(Web page and app entries)
=-=-=
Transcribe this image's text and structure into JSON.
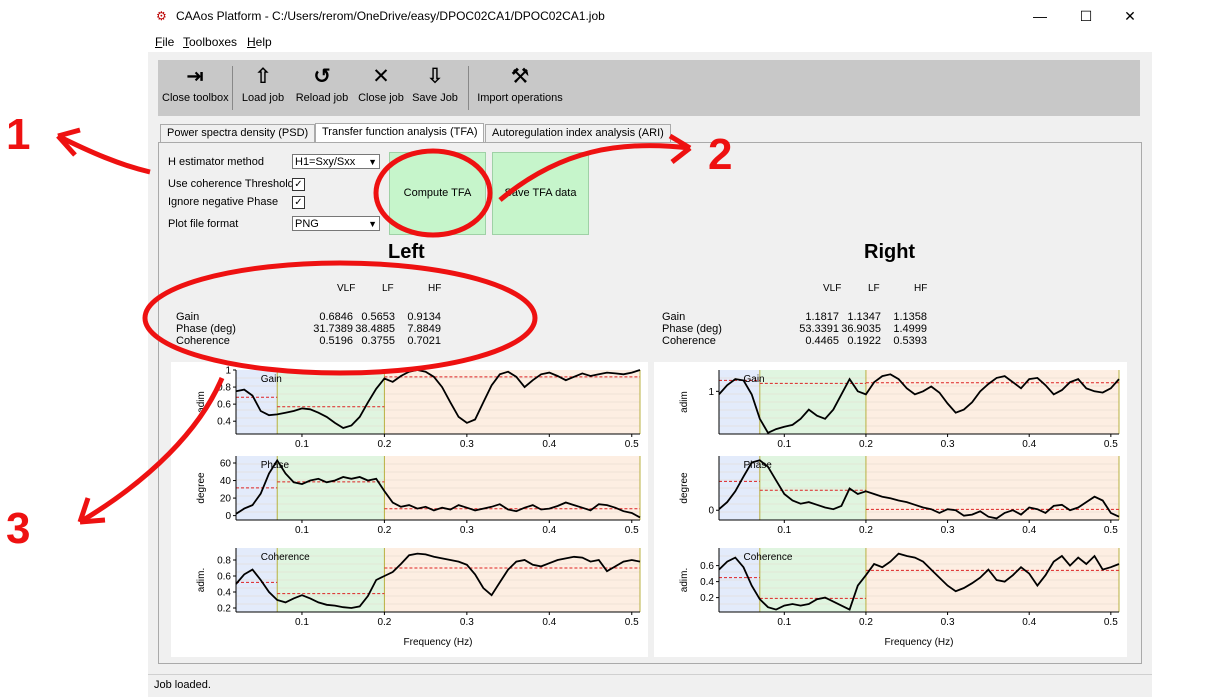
{
  "window": {
    "title": "CAAos Platform - C:/Users/rerom/OneDrive/easy/DPOC02CA1/DPOC02CA1.job",
    "icon": "app-logo-icon",
    "minimize": "—",
    "maximize": "☐",
    "close": "✕"
  },
  "menu": [
    {
      "label": "File",
      "key": "F",
      "rest": "ile"
    },
    {
      "label": "Toolboxes",
      "key": "T",
      "rest": "oolboxes"
    },
    {
      "label": "Help",
      "key": "H",
      "rest": "elp"
    }
  ],
  "toolbar": [
    {
      "label": "Close toolbox",
      "icon": "close-toolbox-icon",
      "glyph": "⇥"
    },
    {
      "label": "Load job",
      "icon": "upload-icon",
      "glyph": "⇧"
    },
    {
      "label": "Reload job",
      "icon": "reload-icon",
      "glyph": "↺"
    },
    {
      "label": "Close job",
      "icon": "close-icon",
      "glyph": "✕"
    },
    {
      "label": "Save Job",
      "icon": "download-icon",
      "glyph": "⇩"
    },
    {
      "label": "Import operations",
      "icon": "tools-icon",
      "glyph": "⚒"
    }
  ],
  "tabs": [
    {
      "label": "Power spectra density (PSD)",
      "active": false
    },
    {
      "label": "Transfer function analysis (TFA)",
      "active": true
    },
    {
      "label": "Autoregulation index analysis (ARI)",
      "active": false
    }
  ],
  "options": {
    "h_estimator_label": "H estimator method",
    "h_estimator_value": "H1=Sxy/Sxx",
    "coherence_threshold_label": "Use coherence Threshold",
    "coherence_threshold_checked": "✓",
    "ignore_negative_phase_label": "Ignore negative Phase",
    "ignore_negative_phase_checked": "✓",
    "plot_format_label": "Plot file format",
    "plot_format_value": "PNG"
  },
  "buttons": {
    "compute": "Compute TFA",
    "save": "Save TFA data"
  },
  "colors": {
    "button_green": "#c6f5cb",
    "vlf_band": "#e3ebfb",
    "lf_band": "#e0f5e0",
    "hf_band": "#fdeee2",
    "mean_line": "#dd2222",
    "annotation": "#ee1111"
  },
  "results": {
    "columns": [
      "VLF",
      "LF",
      "HF"
    ],
    "left": {
      "title": "Left",
      "rows": [
        {
          "label": "Gain",
          "values": [
            "0.6846",
            "0.5653",
            "0.9134"
          ]
        },
        {
          "label": "Phase (deg)",
          "values": [
            "31.7389",
            "38.4885",
            "7.8849"
          ]
        },
        {
          "label": "Coherence",
          "values": [
            "0.5196",
            "0.3755",
            "0.7021"
          ]
        }
      ]
    },
    "right": {
      "title": "Right",
      "rows": [
        {
          "label": "Gain",
          "values": [
            "1.1817",
            "1.1347",
            "1.1358"
          ]
        },
        {
          "label": "Phase (deg)",
          "values": [
            "53.3391",
            "36.9035",
            "1.4999"
          ]
        },
        {
          "label": "Coherence",
          "values": [
            "0.4465",
            "0.1922",
            "0.5393"
          ]
        }
      ]
    }
  },
  "plots": {
    "xlabel": "Frequency (Hz)",
    "xticks": [
      "0.1",
      "0.2",
      "0.3",
      "0.4",
      "0.5"
    ],
    "xtick_values": [
      0.1,
      0.2,
      0.3,
      0.4,
      0.5
    ],
    "xlim": [
      0.02,
      0.51
    ],
    "band_edges": [
      0.02,
      0.07,
      0.2,
      0.51
    ],
    "left": [
      {
        "label": "Gain",
        "ylabel": "adim",
        "ylim": [
          0.25,
          1.0
        ],
        "yticks": [
          {
            "v": 1.0,
            "t": "1"
          },
          {
            "v": 0.8,
            "t": "0.8"
          },
          {
            "v": 0.6,
            "t": "0.6"
          },
          {
            "v": 0.4,
            "t": "0.4"
          }
        ],
        "means": [
          0.68,
          0.57,
          0.92
        ],
        "x": [
          0.02,
          0.03,
          0.04,
          0.05,
          0.06,
          0.07,
          0.08,
          0.09,
          0.1,
          0.11,
          0.12,
          0.13,
          0.14,
          0.15,
          0.16,
          0.17,
          0.18,
          0.19,
          0.2,
          0.21,
          0.22,
          0.23,
          0.24,
          0.25,
          0.26,
          0.27,
          0.28,
          0.29,
          0.3,
          0.31,
          0.32,
          0.33,
          0.34,
          0.35,
          0.36,
          0.37,
          0.38,
          0.39,
          0.4,
          0.41,
          0.42,
          0.43,
          0.44,
          0.45,
          0.46,
          0.47,
          0.48,
          0.49,
          0.5,
          0.51
        ],
        "y": [
          0.75,
          0.77,
          0.7,
          0.52,
          0.47,
          0.48,
          0.5,
          0.52,
          0.55,
          0.54,
          0.5,
          0.45,
          0.38,
          0.32,
          0.35,
          0.45,
          0.62,
          0.78,
          0.9,
          0.86,
          0.93,
          0.98,
          1.0,
          0.98,
          0.92,
          0.8,
          0.62,
          0.45,
          0.38,
          0.42,
          0.62,
          0.82,
          0.95,
          0.98,
          0.92,
          0.8,
          0.88,
          0.95,
          0.97,
          0.93,
          0.88,
          0.92,
          0.96,
          0.93,
          0.95,
          0.97,
          0.96,
          0.95,
          0.97,
          1.0
        ]
      },
      {
        "label": "Phase",
        "ylabel": "degree",
        "ylim": [
          -5,
          68
        ],
        "yticks": [
          {
            "v": 60,
            "t": "60"
          },
          {
            "v": 40,
            "t": "40"
          },
          {
            "v": 20,
            "t": "20"
          },
          {
            "v": 0,
            "t": "0"
          }
        ],
        "means": [
          31.7,
          38.5,
          7.9
        ],
        "x": [
          0.02,
          0.03,
          0.04,
          0.05,
          0.06,
          0.07,
          0.08,
          0.09,
          0.1,
          0.11,
          0.12,
          0.13,
          0.14,
          0.15,
          0.16,
          0.17,
          0.18,
          0.19,
          0.2,
          0.21,
          0.22,
          0.23,
          0.24,
          0.25,
          0.26,
          0.27,
          0.28,
          0.29,
          0.3,
          0.31,
          0.32,
          0.33,
          0.34,
          0.35,
          0.36,
          0.37,
          0.38,
          0.39,
          0.4,
          0.41,
          0.42,
          0.43,
          0.44,
          0.45,
          0.46,
          0.47,
          0.48,
          0.49,
          0.5,
          0.51
        ],
        "y": [
          2,
          8,
          12,
          25,
          48,
          63,
          48,
          38,
          36,
          40,
          42,
          38,
          40,
          44,
          42,
          44,
          40,
          42,
          28,
          15,
          10,
          12,
          8,
          10,
          6,
          9,
          7,
          12,
          9,
          6,
          8,
          10,
          13,
          7,
          5,
          9,
          12,
          7,
          8,
          11,
          15,
          12,
          9,
          6,
          13,
          12,
          9,
          5,
          3,
          -2
        ]
      },
      {
        "label": "Coherence",
        "ylabel": "adim.",
        "ylim": [
          0.15,
          0.95
        ],
        "yticks": [
          {
            "v": 0.8,
            "t": "0.8"
          },
          {
            "v": 0.6,
            "t": "0.6"
          },
          {
            "v": 0.4,
            "t": "0.4"
          },
          {
            "v": 0.2,
            "t": "0.2"
          }
        ],
        "means": [
          0.52,
          0.38,
          0.7
        ],
        "x": [
          0.02,
          0.03,
          0.04,
          0.05,
          0.06,
          0.07,
          0.08,
          0.09,
          0.1,
          0.11,
          0.12,
          0.13,
          0.14,
          0.15,
          0.16,
          0.17,
          0.18,
          0.19,
          0.2,
          0.21,
          0.22,
          0.23,
          0.24,
          0.25,
          0.26,
          0.27,
          0.28,
          0.29,
          0.3,
          0.31,
          0.32,
          0.33,
          0.34,
          0.35,
          0.36,
          0.37,
          0.38,
          0.39,
          0.4,
          0.41,
          0.42,
          0.43,
          0.44,
          0.45,
          0.46,
          0.47,
          0.48,
          0.49,
          0.5,
          0.51
        ],
        "y": [
          0.5,
          0.62,
          0.68,
          0.55,
          0.4,
          0.3,
          0.27,
          0.32,
          0.36,
          0.32,
          0.27,
          0.24,
          0.23,
          0.21,
          0.2,
          0.22,
          0.35,
          0.55,
          0.6,
          0.65,
          0.75,
          0.86,
          0.88,
          0.87,
          0.84,
          0.82,
          0.8,
          0.78,
          0.74,
          0.62,
          0.45,
          0.36,
          0.52,
          0.68,
          0.78,
          0.8,
          0.74,
          0.72,
          0.76,
          0.8,
          0.82,
          0.84,
          0.83,
          0.78,
          0.8,
          0.66,
          0.72,
          0.78,
          0.8,
          0.78
        ]
      }
    ],
    "right": [
      {
        "label": "Gain",
        "ylabel": "adim",
        "ylim": [
          0.3,
          1.35
        ],
        "yticks": [
          {
            "v": 1.0,
            "t": "1"
          }
        ],
        "means": [
          1.18,
          1.13,
          1.14
        ],
        "x": [
          0.02,
          0.03,
          0.04,
          0.05,
          0.06,
          0.07,
          0.08,
          0.09,
          0.1,
          0.11,
          0.12,
          0.13,
          0.14,
          0.15,
          0.16,
          0.17,
          0.18,
          0.19,
          0.2,
          0.21,
          0.22,
          0.23,
          0.24,
          0.25,
          0.26,
          0.27,
          0.28,
          0.29,
          0.3,
          0.31,
          0.32,
          0.33,
          0.34,
          0.35,
          0.36,
          0.37,
          0.38,
          0.39,
          0.4,
          0.41,
          0.42,
          0.43,
          0.44,
          0.45,
          0.46,
          0.47,
          0.48,
          0.49,
          0.5,
          0.51
        ],
        "y": [
          0.95,
          1.1,
          1.2,
          1.18,
          0.95,
          0.55,
          0.32,
          0.38,
          0.42,
          0.45,
          0.55,
          0.7,
          0.6,
          0.55,
          0.7,
          0.95,
          1.2,
          1.0,
          0.95,
          1.15,
          1.25,
          1.28,
          1.2,
          1.05,
          0.95,
          1.0,
          1.08,
          0.98,
          0.8,
          0.65,
          0.7,
          0.82,
          1.0,
          1.12,
          1.22,
          1.25,
          1.15,
          1.05,
          1.2,
          1.22,
          1.1,
          0.95,
          1.02,
          1.15,
          1.2,
          1.05,
          1.0,
          0.98,
          1.05,
          1.2
        ]
      },
      {
        "label": "Phase",
        "ylabel": "degree",
        "ylim": [
          -18,
          100
        ],
        "yticks": [
          {
            "v": 0,
            "t": "0"
          }
        ],
        "means": [
          53.3,
          36.9,
          1.5
        ],
        "x": [
          0.02,
          0.03,
          0.04,
          0.05,
          0.06,
          0.07,
          0.08,
          0.09,
          0.1,
          0.11,
          0.12,
          0.13,
          0.14,
          0.15,
          0.16,
          0.17,
          0.18,
          0.19,
          0.2,
          0.21,
          0.22,
          0.23,
          0.24,
          0.25,
          0.26,
          0.27,
          0.28,
          0.29,
          0.3,
          0.31,
          0.32,
          0.33,
          0.34,
          0.35,
          0.36,
          0.37,
          0.38,
          0.39,
          0.4,
          0.41,
          0.42,
          0.43,
          0.44,
          0.45,
          0.46,
          0.47,
          0.48,
          0.49,
          0.5,
          0.51
        ],
        "y": [
          2,
          15,
          35,
          62,
          88,
          92,
          80,
          55,
          30,
          18,
          12,
          15,
          10,
          5,
          2,
          8,
          40,
          30,
          35,
          30,
          25,
          22,
          18,
          15,
          10,
          5,
          2,
          -5,
          2,
          0,
          -10,
          -8,
          -2,
          -12,
          -15,
          -5,
          0,
          -8,
          5,
          2,
          -5,
          8,
          10,
          0,
          5,
          15,
          25,
          18,
          -5,
          -12
        ]
      },
      {
        "label": "Coherence",
        "ylabel": "adim.",
        "ylim": [
          0.02,
          0.82
        ],
        "yticks": [
          {
            "v": 0.6,
            "t": "0.6"
          },
          {
            "v": 0.4,
            "t": "0.4"
          },
          {
            "v": 0.2,
            "t": "0.2"
          }
        ],
        "means": [
          0.45,
          0.19,
          0.54
        ],
        "x": [
          0.02,
          0.03,
          0.04,
          0.05,
          0.06,
          0.07,
          0.08,
          0.09,
          0.1,
          0.11,
          0.12,
          0.13,
          0.14,
          0.15,
          0.16,
          0.17,
          0.18,
          0.19,
          0.2,
          0.21,
          0.22,
          0.23,
          0.24,
          0.25,
          0.26,
          0.27,
          0.28,
          0.29,
          0.3,
          0.31,
          0.32,
          0.33,
          0.34,
          0.35,
          0.36,
          0.37,
          0.38,
          0.39,
          0.4,
          0.41,
          0.42,
          0.43,
          0.44,
          0.45,
          0.46,
          0.47,
          0.48,
          0.49,
          0.5,
          0.51
        ],
        "y": [
          0.55,
          0.65,
          0.7,
          0.58,
          0.35,
          0.18,
          0.08,
          0.05,
          0.1,
          0.12,
          0.1,
          0.12,
          0.18,
          0.2,
          0.15,
          0.1,
          0.05,
          0.35,
          0.48,
          0.62,
          0.58,
          0.65,
          0.75,
          0.72,
          0.7,
          0.65,
          0.55,
          0.45,
          0.35,
          0.28,
          0.32,
          0.38,
          0.45,
          0.55,
          0.42,
          0.4,
          0.48,
          0.58,
          0.5,
          0.35,
          0.48,
          0.65,
          0.72,
          0.6,
          0.7,
          0.62,
          0.72,
          0.55,
          0.58,
          0.62
        ]
      }
    ]
  },
  "status": "Job loaded.",
  "annotations": [
    "1",
    "2",
    "3"
  ]
}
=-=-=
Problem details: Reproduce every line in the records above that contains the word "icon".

Output of the task:
    "icon": "app-logo-icon",
      "icon": "close-toolbox-icon",
      "icon": "upload-icon",
      "icon": "reload-icon",
      "icon": "close-icon",
      "icon": "download-icon",
      "icon": "tools-icon",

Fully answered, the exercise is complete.